My next step is to look for new expressions from brands I’m already familiar with – maybe I’ll want to taste them and maybe I won’t, but I like to know about them, especially if they are new releases or if I’ve never tasted them before.
A reporter notebook is the perfect size notebook to carry at a tasting, and are available at an office supply store near you..
After I’ve surveyed the room, chatted with friends, and made some notes in my tasting notebook. Did I forget too mention the fact that you need to have a notebook and take notes at a tasting? If you don’t take notes somewhere after the 3rd or 4th sample, they’ll all get jumbled in the whisky fog. For me the trusty reporter notebook is the ideal size. It’s small enough to carry while holding a glass and taking notes, it flips open on the short side and it’s long enough to take a decent amount of notes – much easier than trying to type notes onto a smartphone. Plus carrying a notebook around makes you look like you know what you are doing, even if you are a clueless whisky newbie.
When I’m finally ready to christen my glass with some liquid gold – I actually chat with the person behind the table to ask what they are pouring. I find this more polite, than simply thrusting my glass in their direction and grunting: “25 Year”. It is amazing what a little politeness will do for you – imagine pouring tiny 1/4 oz pours hundreds of times in a night to an increasingly boisterous and buzzed audience.
Once I have the sample in hand – I nose, taste it (very small taste) and try to write a quick note. I’ll add a drop of water from my water bottle (did I forget to mention you should have a water bottle) and taste again. At this point I’ll still have some whisky in the glass.

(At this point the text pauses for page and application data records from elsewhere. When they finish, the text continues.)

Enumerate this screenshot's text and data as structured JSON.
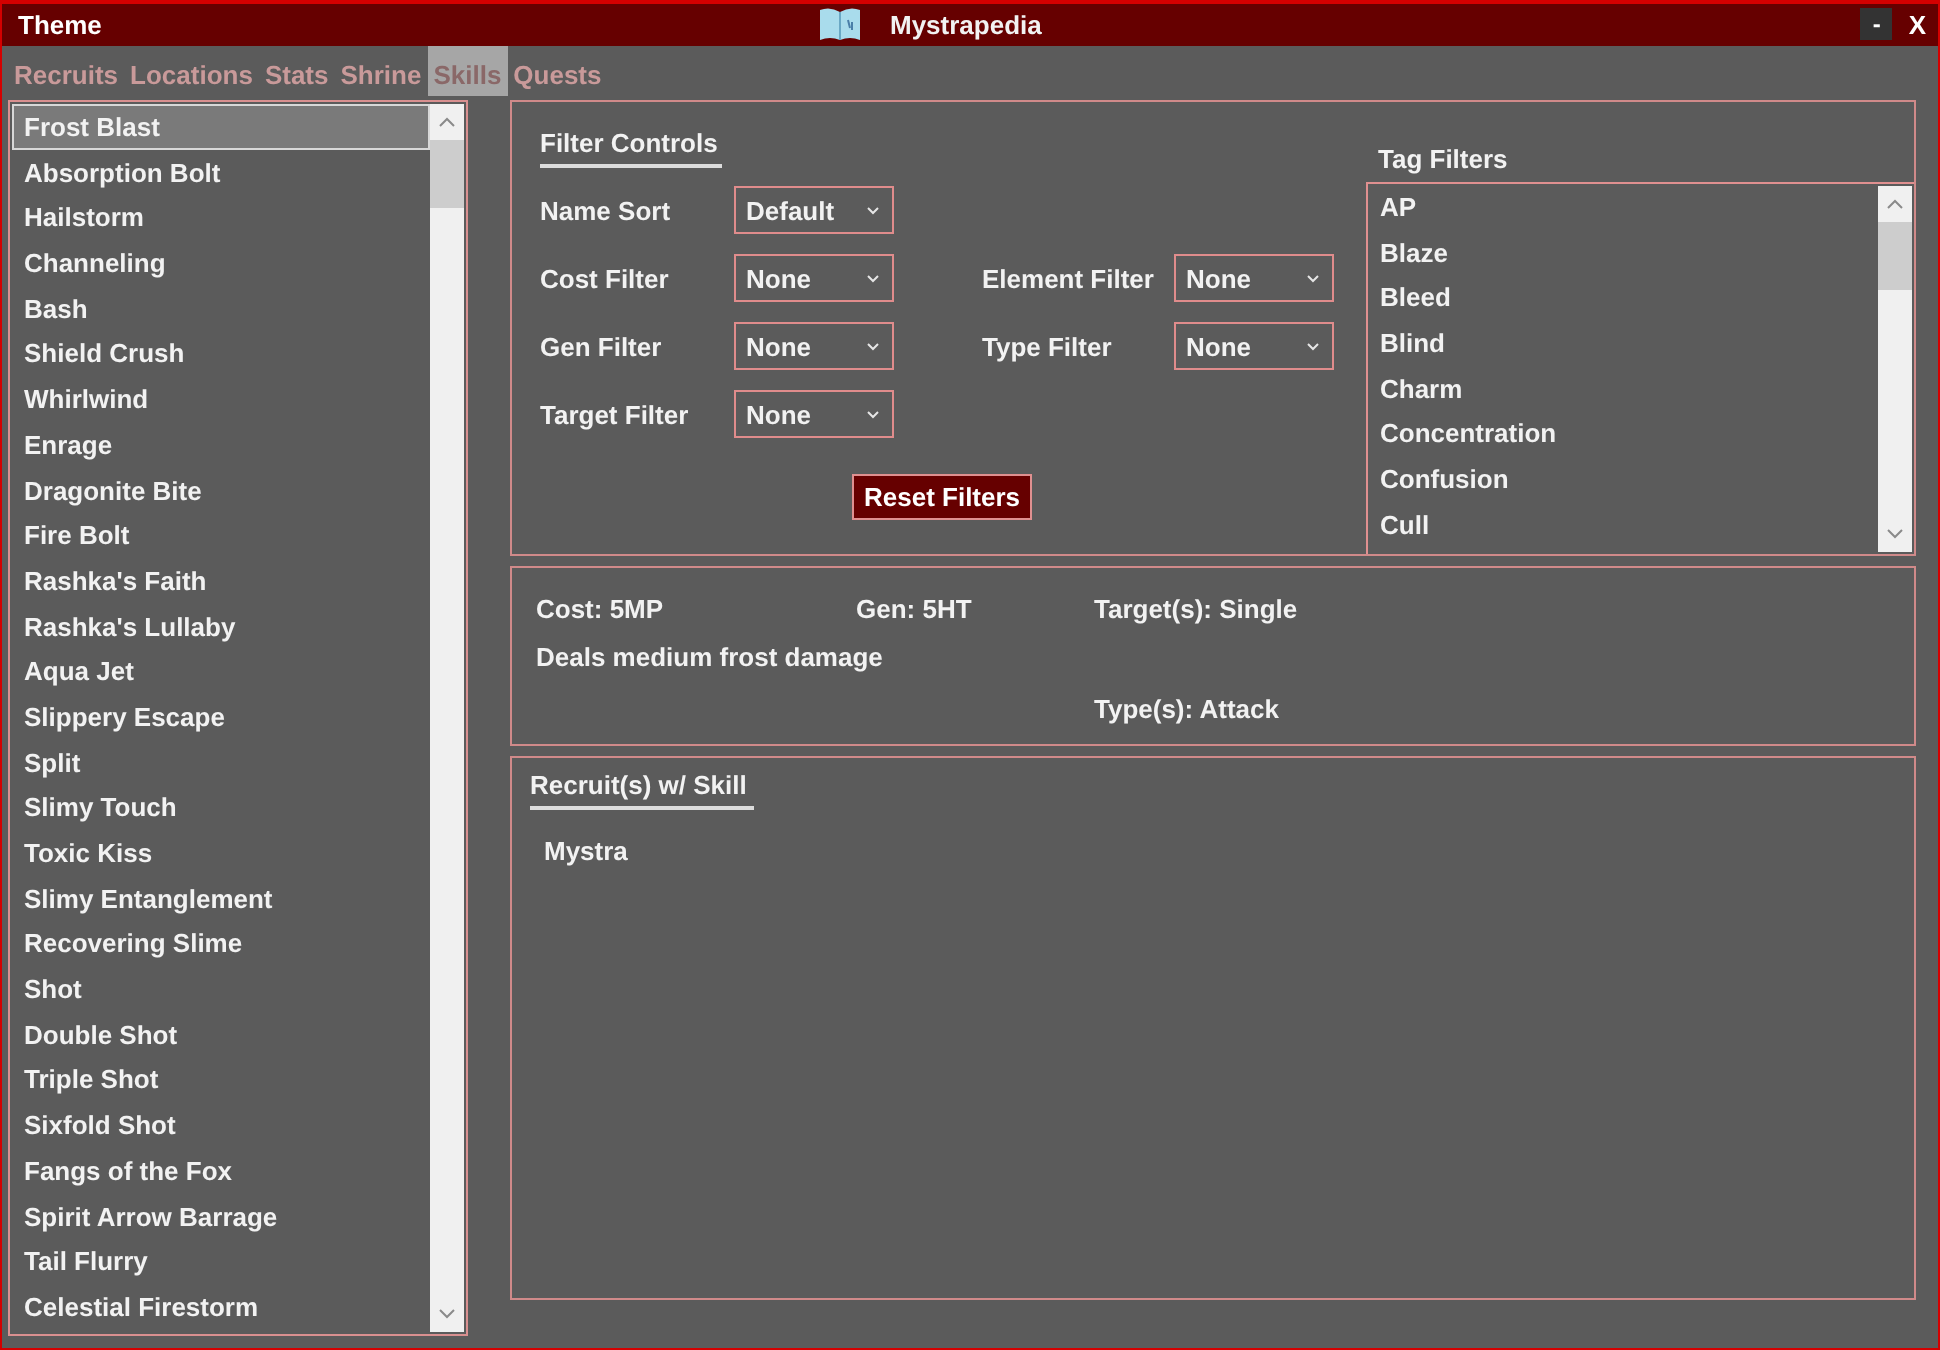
{
  "window": {
    "menu": "Theme",
    "title": "Mystrapedia",
    "minimize": "-",
    "close": "X"
  },
  "tabs": [
    {
      "label": "Recruits",
      "selected": false
    },
    {
      "label": "Locations",
      "selected": false
    },
    {
      "label": "Stats",
      "selected": false
    },
    {
      "label": "Shrine",
      "selected": false
    },
    {
      "label": "Skills",
      "selected": true
    },
    {
      "label": "Quests",
      "selected": false
    }
  ],
  "skills": [
    {
      "name": "Frost Blast",
      "selected": true
    },
    {
      "name": "Absorption Bolt",
      "selected": false
    },
    {
      "name": "Hailstorm",
      "selected": false
    },
    {
      "name": "Channeling",
      "selected": false
    },
    {
      "name": "Bash",
      "selected": false
    },
    {
      "name": "Shield Crush",
      "selected": false
    },
    {
      "name": "Whirlwind",
      "selected": false
    },
    {
      "name": "Enrage",
      "selected": false
    },
    {
      "name": "Dragonite Bite",
      "selected": false
    },
    {
      "name": "Fire Bolt",
      "selected": false
    },
    {
      "name": "Rashka's Faith",
      "selected": false
    },
    {
      "name": "Rashka's Lullaby",
      "selected": false
    },
    {
      "name": "Aqua Jet",
      "selected": false
    },
    {
      "name": "Slippery Escape",
      "selected": false
    },
    {
      "name": "Split",
      "selected": false
    },
    {
      "name": "Slimy Touch",
      "selected": false
    },
    {
      "name": "Toxic Kiss",
      "selected": false
    },
    {
      "name": "Slimy Entanglement",
      "selected": false
    },
    {
      "name": "Recovering Slime",
      "selected": false
    },
    {
      "name": "Shot",
      "selected": false
    },
    {
      "name": "Double Shot",
      "selected": false
    },
    {
      "name": "Triple Shot",
      "selected": false
    },
    {
      "name": "Sixfold Shot",
      "selected": false
    },
    {
      "name": "Fangs of the Fox",
      "selected": false
    },
    {
      "name": "Spirit Arrow Barrage",
      "selected": false
    },
    {
      "name": "Tail Flurry",
      "selected": false
    },
    {
      "name": "Celestial Firestorm",
      "selected": false
    }
  ],
  "filter_controls": {
    "title": "Filter Controls",
    "left_filters": [
      {
        "label": "Name Sort",
        "value": "Default"
      },
      {
        "label": "Cost Filter",
        "value": "None"
      },
      {
        "label": "Gen Filter",
        "value": "None"
      },
      {
        "label": "Target Filter",
        "value": "None"
      }
    ],
    "right_filters": [
      {
        "label": "Element Filter",
        "value": "None"
      },
      {
        "label": "Type Filter",
        "value": "None"
      }
    ],
    "reset_button": "Reset Filters"
  },
  "tag_filters": {
    "title": "Tag Filters",
    "tags": [
      "AP",
      "Blaze",
      "Bleed",
      "Blind",
      "Charm",
      "Concentration",
      "Confusion",
      "Cull"
    ]
  },
  "details": {
    "cost": "Cost: 5MP",
    "gen": "Gen: 5HT",
    "targets": "Target(s): Single",
    "description": "Deals medium frost damage",
    "types": "Type(s): Attack"
  },
  "recruits": {
    "title": "Recruit(s) w/ Skill",
    "names": [
      "Mystra"
    ]
  }
}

Now I do something that violates almost every tenet of my Scottish heritage. I dump the remainder of the whisky, but not on the floor of course – after all I’m not Richard Patterson, I use the bucket.
- This is considered poor form at tasting – usually the spit bucket is for spitting into, not drinking out of.
Spittoon, dump buckets, spit bucket – no matter what you call it, you have to use one. But not like this poor schlubb to the right – even if it can be viscerally painful – pouring out or spitting those whiskies is the right thing to do, even if it is expensive whisky.
Finally though it should go without saying, never attend a tasting on an empty stomach – seems obvious, but I’ve made that mistake one time and never again. Even when the event has food available – I make sure to eat a good meal a few hours before attending. Not so much that I’ll be full, but more than a quick bite at the local burger or chip joint. And if the event has food take the time to step away, grab some food and use the time to reflect on what you’ve tasted. Your head will be clearer and your palate will appreciate the rest.
Finally, not to end on a down note but if you are attending a tasting – you need to seriously consider your transportation plans. I try to use public transportation or taxi’s whenever possible, alternatively I go with a group of friends and one of us takes turns being the designated driver which means we can smell the spirits, but not taste them. Don’t endanger yourself or others by driving. Just don’t. Getting a hotel room or a limo service is much, much cheaper, and so much safer, than risking driving under the influence. ‘Nuff said.
Whether you merely like whisky or truly love whisky – do attend a big tasting. They really are fun events and the costs are very reasonable if you use the tasting as a way to taste a variety of whiskies. I know my costs of admission have been more than paid for when I think about the money I’ve saved by not buying whiskies I thought I wanted until I tasted them at big tasting. Have fun and please share your favorite tasting strategies. -t